Salix reticulata grows in alpine tundra, fens, sedge meadows, and turfy places in the mountains.
Salix reticulata is an alpine species that is found in the park at elevations 275 m to 1787 m with an average site elevation of 1008 m. S. reticulata prefers moderately steep sites with an average slope angle of 13 degrees. In Denali, this species seemed to slightly prefer north-facing over south-facing slopes.
Salix reticulata is an incompletely circumpolar species with an arctic-alpine distribution, occurring in Europe, and across northern Eurasia and northern North America (but absent from Greenland). In North America, S. reticulata ranges from Alaska, across northern Canada to Labrador and New Brunswick and south into the mountains British Columbia and western Alberta but does not reach the lower 48 states. In Alaska this species occurs essentially statewide (usually in hills and mountains). In Denali, S. reticulata occurs park wide in suitable habitat on both sides of the Alaska Range.
Collett (2004) documented various insects on S. reticulata such as a sawfly of the genus Pontania, eriophyiid mites, and a tussock moth, Orgyia antiqua.
S. reticulata is dioecious and insect and wind pollinated. Seeds have attached hairs to aid in wind dissemination. It also readily spreads vegetatively, forming large mats.
Catkins and leaves appear together right after snow melt.
Salix reticulata is a common creeping dwarf willow shrub with very characteristic, rounded net-veined leaves. This species occurs in moist to wet areas from meadows to tundra, most frequently in or near the mountains. Plants grow only 3-10 cm tall. Branches are red- to yellow-brown, and hairless.
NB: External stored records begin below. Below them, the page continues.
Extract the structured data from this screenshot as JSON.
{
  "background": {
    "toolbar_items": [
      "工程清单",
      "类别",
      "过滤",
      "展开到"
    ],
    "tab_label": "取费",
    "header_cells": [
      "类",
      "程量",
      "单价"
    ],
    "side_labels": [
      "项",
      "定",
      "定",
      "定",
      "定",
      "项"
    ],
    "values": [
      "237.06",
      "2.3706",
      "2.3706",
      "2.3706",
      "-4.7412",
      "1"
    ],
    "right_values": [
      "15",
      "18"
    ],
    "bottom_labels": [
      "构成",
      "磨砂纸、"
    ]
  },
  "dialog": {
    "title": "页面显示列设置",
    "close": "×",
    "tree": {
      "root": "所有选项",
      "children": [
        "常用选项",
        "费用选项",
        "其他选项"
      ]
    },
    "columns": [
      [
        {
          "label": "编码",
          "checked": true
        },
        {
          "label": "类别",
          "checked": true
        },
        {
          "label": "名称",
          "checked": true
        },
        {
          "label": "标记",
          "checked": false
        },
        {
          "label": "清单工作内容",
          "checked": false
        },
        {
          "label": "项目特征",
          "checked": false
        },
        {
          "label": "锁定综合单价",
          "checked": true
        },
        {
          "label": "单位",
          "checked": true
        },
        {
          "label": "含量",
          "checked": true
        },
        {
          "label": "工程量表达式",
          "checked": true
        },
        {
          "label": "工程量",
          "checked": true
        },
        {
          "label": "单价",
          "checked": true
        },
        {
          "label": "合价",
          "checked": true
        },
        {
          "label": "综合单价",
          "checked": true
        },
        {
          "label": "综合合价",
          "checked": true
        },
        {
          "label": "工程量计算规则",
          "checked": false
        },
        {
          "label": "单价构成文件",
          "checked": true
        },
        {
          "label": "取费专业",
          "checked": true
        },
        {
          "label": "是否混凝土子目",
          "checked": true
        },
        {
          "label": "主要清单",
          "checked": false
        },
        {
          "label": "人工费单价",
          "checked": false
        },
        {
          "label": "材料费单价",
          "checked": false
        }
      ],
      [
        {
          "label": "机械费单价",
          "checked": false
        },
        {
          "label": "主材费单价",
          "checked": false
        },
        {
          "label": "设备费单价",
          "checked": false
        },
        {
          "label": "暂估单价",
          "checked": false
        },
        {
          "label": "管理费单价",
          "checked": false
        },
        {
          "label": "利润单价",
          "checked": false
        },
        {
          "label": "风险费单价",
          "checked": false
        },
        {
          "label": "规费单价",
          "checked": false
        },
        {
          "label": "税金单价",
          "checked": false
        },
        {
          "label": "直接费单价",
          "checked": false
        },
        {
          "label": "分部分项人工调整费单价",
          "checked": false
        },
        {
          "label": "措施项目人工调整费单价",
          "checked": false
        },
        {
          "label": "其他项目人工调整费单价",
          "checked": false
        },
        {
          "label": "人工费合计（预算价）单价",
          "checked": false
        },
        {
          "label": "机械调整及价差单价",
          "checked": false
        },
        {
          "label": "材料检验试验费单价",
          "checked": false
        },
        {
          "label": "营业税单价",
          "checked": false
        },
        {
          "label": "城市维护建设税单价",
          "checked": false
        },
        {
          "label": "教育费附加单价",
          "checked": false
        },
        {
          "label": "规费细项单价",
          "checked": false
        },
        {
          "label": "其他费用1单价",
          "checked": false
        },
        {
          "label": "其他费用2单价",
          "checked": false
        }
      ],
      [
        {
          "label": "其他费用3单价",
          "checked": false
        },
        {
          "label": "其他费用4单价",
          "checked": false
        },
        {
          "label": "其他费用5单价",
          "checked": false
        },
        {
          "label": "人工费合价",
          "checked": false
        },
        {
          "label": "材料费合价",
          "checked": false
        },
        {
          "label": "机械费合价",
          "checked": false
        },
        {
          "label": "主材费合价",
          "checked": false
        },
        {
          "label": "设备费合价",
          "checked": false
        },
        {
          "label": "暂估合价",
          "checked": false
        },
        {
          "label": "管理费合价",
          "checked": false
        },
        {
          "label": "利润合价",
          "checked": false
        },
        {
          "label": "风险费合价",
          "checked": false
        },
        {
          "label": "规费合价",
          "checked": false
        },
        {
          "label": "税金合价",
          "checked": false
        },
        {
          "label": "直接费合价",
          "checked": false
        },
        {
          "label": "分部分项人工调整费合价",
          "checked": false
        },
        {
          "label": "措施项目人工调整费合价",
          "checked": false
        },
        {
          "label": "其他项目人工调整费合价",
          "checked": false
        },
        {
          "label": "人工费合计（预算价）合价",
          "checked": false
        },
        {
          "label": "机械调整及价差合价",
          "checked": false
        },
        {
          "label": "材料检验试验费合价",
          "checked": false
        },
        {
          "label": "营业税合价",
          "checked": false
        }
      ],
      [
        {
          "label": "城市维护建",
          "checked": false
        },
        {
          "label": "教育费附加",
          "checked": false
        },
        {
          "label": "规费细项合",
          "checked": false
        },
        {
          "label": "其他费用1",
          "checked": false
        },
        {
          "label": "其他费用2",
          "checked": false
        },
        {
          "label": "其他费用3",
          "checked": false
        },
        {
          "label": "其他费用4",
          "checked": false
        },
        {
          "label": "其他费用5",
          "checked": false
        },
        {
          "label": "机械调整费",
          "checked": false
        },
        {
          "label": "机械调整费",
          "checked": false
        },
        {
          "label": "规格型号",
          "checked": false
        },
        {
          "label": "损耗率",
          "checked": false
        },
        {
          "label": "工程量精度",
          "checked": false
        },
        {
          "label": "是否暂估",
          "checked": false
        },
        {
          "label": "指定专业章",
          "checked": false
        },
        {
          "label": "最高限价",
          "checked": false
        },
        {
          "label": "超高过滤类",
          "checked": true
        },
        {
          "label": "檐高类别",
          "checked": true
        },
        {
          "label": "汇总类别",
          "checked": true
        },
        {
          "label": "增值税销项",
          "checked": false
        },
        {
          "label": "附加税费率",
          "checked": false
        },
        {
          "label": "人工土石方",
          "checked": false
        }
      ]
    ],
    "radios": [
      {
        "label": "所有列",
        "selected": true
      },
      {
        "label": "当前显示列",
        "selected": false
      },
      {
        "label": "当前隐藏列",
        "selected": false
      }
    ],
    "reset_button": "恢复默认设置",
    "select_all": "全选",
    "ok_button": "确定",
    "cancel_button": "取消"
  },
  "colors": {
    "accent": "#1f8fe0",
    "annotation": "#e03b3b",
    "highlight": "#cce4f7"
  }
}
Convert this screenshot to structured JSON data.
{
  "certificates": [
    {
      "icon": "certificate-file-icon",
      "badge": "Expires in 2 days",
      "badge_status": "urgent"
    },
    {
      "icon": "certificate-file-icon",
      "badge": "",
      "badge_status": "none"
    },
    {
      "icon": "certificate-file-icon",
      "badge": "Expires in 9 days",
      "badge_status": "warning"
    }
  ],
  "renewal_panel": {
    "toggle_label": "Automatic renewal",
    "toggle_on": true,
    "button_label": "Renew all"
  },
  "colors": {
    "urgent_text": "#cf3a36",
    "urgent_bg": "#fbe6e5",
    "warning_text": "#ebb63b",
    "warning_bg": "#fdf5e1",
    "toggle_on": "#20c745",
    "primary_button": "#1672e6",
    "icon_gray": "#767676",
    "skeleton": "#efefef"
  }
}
Leaves are round, long petioled, with deeply embossed veins, dark glossy green above and pale green to whitish beneath. Willows are dioecious (individual plants produce either male or female flowers), the flowers highly reduced and borne in catkins. Catkins develop on terminal branches late in the summer. Capsules are hairy and reddish in color, splitting open by two valves to release many tiny seeds with tufts of white hair. The round leaves with deeply impressed veins distinguish this dwarf willow from others in the park. Some people can initially confuse the leaves of Salix reticulata for the leathery leaves of Arctostaphylos rubra or A. alpina, but this species has rounder leaves, and catkins instead of flowers or berries.